● What is required: Reproduce the entries beneath exactly, without their images.

☆ ☆ ☆ ☆ ☆

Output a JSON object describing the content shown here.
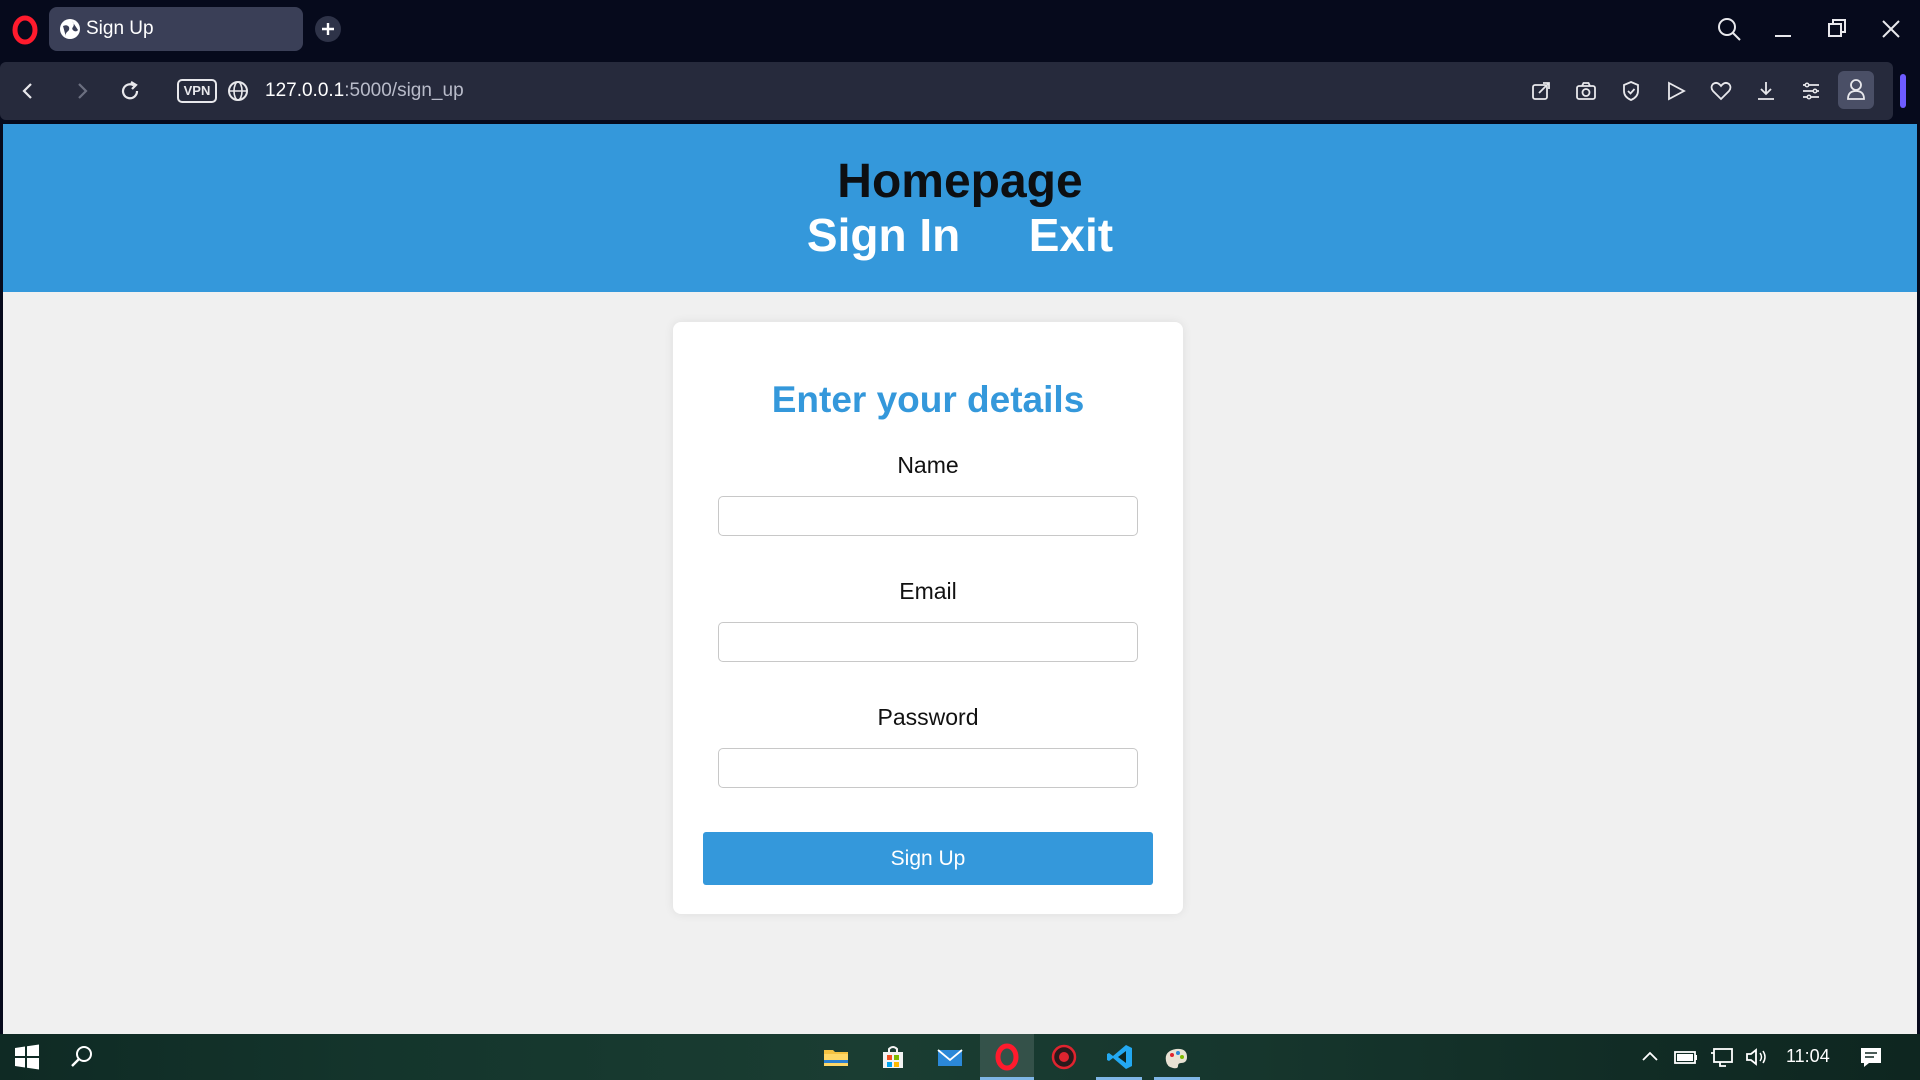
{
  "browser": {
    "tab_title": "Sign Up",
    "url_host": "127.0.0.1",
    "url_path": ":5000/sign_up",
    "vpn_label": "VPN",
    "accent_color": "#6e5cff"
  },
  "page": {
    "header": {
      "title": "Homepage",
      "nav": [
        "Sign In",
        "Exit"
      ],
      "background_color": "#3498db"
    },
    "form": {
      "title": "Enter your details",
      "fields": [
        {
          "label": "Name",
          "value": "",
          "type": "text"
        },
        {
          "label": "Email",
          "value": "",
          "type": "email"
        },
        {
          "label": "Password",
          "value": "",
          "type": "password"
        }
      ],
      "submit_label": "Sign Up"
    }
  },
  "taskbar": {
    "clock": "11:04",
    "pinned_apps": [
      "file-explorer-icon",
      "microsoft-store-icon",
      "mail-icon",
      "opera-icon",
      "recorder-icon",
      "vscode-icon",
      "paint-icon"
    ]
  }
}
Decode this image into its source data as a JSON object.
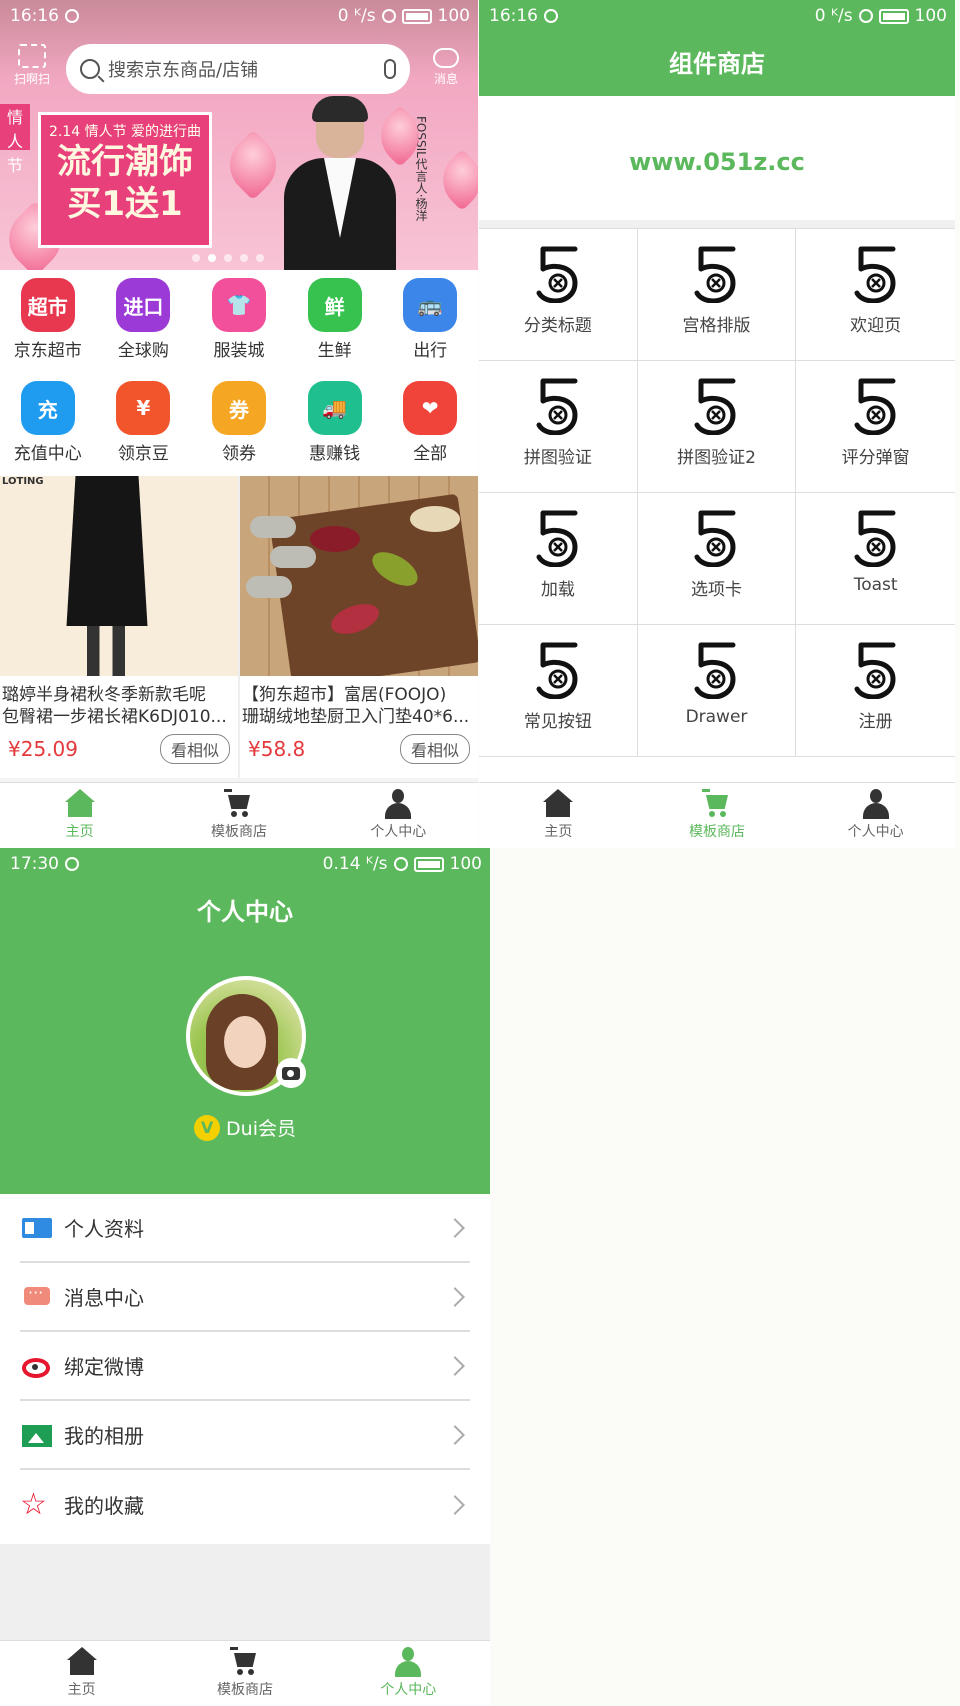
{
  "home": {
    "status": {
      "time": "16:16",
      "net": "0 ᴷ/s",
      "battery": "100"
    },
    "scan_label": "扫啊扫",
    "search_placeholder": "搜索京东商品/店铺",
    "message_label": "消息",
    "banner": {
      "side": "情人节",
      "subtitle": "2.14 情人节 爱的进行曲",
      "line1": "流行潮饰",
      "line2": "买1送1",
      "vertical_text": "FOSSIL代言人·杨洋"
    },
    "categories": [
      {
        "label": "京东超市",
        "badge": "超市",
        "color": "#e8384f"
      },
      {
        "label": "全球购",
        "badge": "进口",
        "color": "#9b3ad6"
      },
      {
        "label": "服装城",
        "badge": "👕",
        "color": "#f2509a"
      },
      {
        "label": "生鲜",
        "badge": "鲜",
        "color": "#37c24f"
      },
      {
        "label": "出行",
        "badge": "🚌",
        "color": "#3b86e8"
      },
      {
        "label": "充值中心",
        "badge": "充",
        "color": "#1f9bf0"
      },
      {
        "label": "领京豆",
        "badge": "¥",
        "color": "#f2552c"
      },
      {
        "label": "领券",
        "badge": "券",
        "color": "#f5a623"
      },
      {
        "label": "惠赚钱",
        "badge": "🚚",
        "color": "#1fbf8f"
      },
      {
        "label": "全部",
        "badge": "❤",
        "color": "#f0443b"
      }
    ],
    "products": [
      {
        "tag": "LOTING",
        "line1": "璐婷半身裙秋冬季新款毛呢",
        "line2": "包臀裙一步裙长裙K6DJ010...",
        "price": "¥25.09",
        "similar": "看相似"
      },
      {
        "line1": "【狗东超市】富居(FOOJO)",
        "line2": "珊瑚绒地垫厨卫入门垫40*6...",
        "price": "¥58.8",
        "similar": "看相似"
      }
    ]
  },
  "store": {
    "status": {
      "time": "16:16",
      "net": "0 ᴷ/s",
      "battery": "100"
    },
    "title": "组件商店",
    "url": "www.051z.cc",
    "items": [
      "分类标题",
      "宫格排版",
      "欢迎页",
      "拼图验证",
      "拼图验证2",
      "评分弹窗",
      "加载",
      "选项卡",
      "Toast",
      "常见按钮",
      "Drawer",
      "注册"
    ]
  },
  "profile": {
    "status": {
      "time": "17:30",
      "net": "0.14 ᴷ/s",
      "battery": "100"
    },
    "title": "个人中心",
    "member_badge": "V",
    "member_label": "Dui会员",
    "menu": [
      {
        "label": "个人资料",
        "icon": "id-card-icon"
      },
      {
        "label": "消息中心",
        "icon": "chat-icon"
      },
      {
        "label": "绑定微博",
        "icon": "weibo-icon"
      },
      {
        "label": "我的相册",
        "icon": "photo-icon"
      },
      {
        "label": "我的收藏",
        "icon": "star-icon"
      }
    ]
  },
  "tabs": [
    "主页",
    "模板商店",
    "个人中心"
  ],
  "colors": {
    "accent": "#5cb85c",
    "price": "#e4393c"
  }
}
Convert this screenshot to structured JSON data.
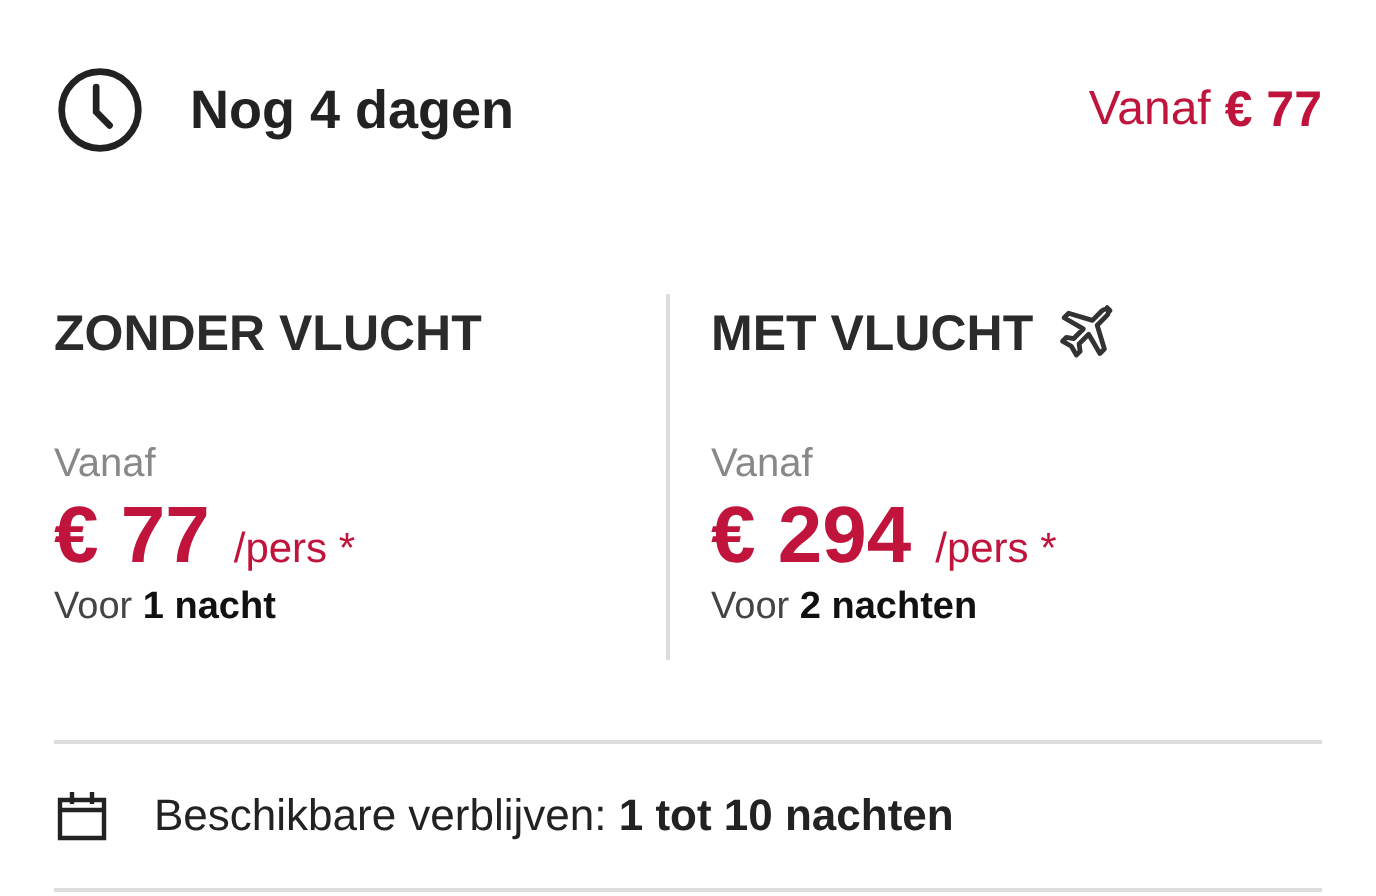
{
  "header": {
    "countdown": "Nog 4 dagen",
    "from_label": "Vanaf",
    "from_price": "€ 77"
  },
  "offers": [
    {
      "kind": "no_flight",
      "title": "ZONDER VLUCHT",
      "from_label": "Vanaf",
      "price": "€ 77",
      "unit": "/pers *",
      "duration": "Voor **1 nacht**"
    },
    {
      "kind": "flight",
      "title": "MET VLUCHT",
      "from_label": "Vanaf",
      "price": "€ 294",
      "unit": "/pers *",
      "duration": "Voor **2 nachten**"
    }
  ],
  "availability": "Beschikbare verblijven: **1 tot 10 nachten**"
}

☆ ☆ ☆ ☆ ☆

● Written reply:
Output a JSON object describing the content shown here.
{
  "browser": {
    "tab_title": "Sign Up",
    "url_host": "127.0.0.1",
    "url_path": ":5000/sign_up",
    "vpn_label": "VPN",
    "accent_color": "#6e5cff"
  },
  "page": {
    "header": {
      "title": "Homepage",
      "nav": [
        "Sign In",
        "Exit"
      ],
      "background_color": "#3498db"
    },
    "form": {
      "title": "Enter your details",
      "fields": [
        {
          "label": "Name",
          "value": "",
          "type": "text"
        },
        {
          "label": "Email",
          "value": "",
          "type": "email"
        },
        {
          "label": "Password",
          "value": "",
          "type": "password"
        }
      ],
      "submit_label": "Sign Up"
    }
  },
  "taskbar": {
    "clock": "11:04",
    "pinned_apps": [
      "file-explorer-icon",
      "microsoft-store-icon",
      "mail-icon",
      "opera-icon",
      "recorder-icon",
      "vscode-icon",
      "paint-icon"
    ]
  }
}
Decode this image into its source data as a JSON object.
{
  "home": {
    "status": {
      "time": "16:16",
      "net": "0 ᴷ/s",
      "battery": "100"
    },
    "scan_label": "扫啊扫",
    "search_placeholder": "搜索京东商品/店铺",
    "message_label": "消息",
    "banner": {
      "side": "情人节",
      "subtitle": "2.14 情人节 爱的进行曲",
      "line1": "流行潮饰",
      "line2": "买1送1",
      "vertical_text": "FOSSIL代言人·杨洋"
    },
    "categories": [
      {
        "label": "京东超市",
        "badge": "超市",
        "color": "#e8384f"
      },
      {
        "label": "全球购",
        "badge": "进口",
        "color": "#9b3ad6"
      },
      {
        "label": "服装城",
        "badge": "👕",
        "color": "#f2509a"
      },
      {
        "label": "生鲜",
        "badge": "鲜",
        "color": "#37c24f"
      },
      {
        "label": "出行",
        "badge": "🚌",
        "color": "#3b86e8"
      },
      {
        "label": "充值中心",
        "badge": "充",
        "color": "#1f9bf0"
      },
      {
        "label": "领京豆",
        "badge": "¥",
        "color": "#f2552c"
      },
      {
        "label": "领券",
        "badge": "券",
        "color": "#f5a623"
      },
      {
        "label": "惠赚钱",
        "badge": "🚚",
        "color": "#1fbf8f"
      },
      {
        "label": "全部",
        "badge": "❤",
        "color": "#f0443b"
      }
    ],
    "products": [
      {
        "tag": "LOTING",
        "line1": "璐婷半身裙秋冬季新款毛呢",
        "line2": "包臀裙一步裙长裙K6DJ010...",
        "price": "¥25.09",
        "similar": "看相似"
      },
      {
        "line1": "【狗东超市】富居(FOOJO)",
        "line2": "珊瑚绒地垫厨卫入门垫40*6...",
        "price": "¥58.8",
        "similar": "看相似"
      }
    ]
  },
  "store": {
    "status": {
      "time": "16:16",
      "net": "0 ᴷ/s",
      "battery": "100"
    },
    "title": "组件商店",
    "url": "www.051z.cc",
    "items": [
      "分类标题",
      "宫格排版",
      "欢迎页",
      "拼图验证",
      "拼图验证2",
      "评分弹窗",
      "加载",
      "选项卡",
      "Toast",
      "常见按钮",
      "Drawer",
      "注册"
    ]
  },
  "profile": {
    "status": {
      "time": "17:30",
      "net": "0.14 ᴷ/s",
      "battery": "100"
    },
    "title": "个人中心",
    "member_badge": "V",
    "member_label": "Dui会员",
    "menu": [
      {
        "label": "个人资料",
        "icon": "id-card-icon"
      },
      {
        "label": "消息中心",
        "icon": "chat-icon"
      },
      {
        "label": "绑定微博",
        "icon": "weibo-icon"
      },
      {
        "label": "我的相册",
        "icon": "photo-icon"
      },
      {
        "label": "我的收藏",
        "icon": "star-icon"
      }
    ]
  },
  "tabs": [
    "主页",
    "模板商店",
    "个人中心"
  ],
  "colors": {
    "accent": "#5cb85c",
    "price": "#e4393c"
  }
}
Convert this screenshot to structured JSON data.
{
  "header": {
    "countdown": "Nog 4 dagen",
    "from_label": "Vanaf",
    "from_price": "€ 77"
  },
  "offers": [
    {
      "kind": "no_flight",
      "title": "ZONDER VLUCHT",
      "from_label": "Vanaf",
      "price": "€ 77",
      "unit": "/pers *",
      "duration": "Voor **1 nacht**"
    },
    {
      "kind": "flight",
      "title": "MET VLUCHT",
      "from_label": "Vanaf",
      "price": "€ 294",
      "unit": "/pers *",
      "duration": "Voor **2 nachten**"
    }
  ],
  "availability": "Beschikbare verblijven: **1 tot 10 nachten**"
}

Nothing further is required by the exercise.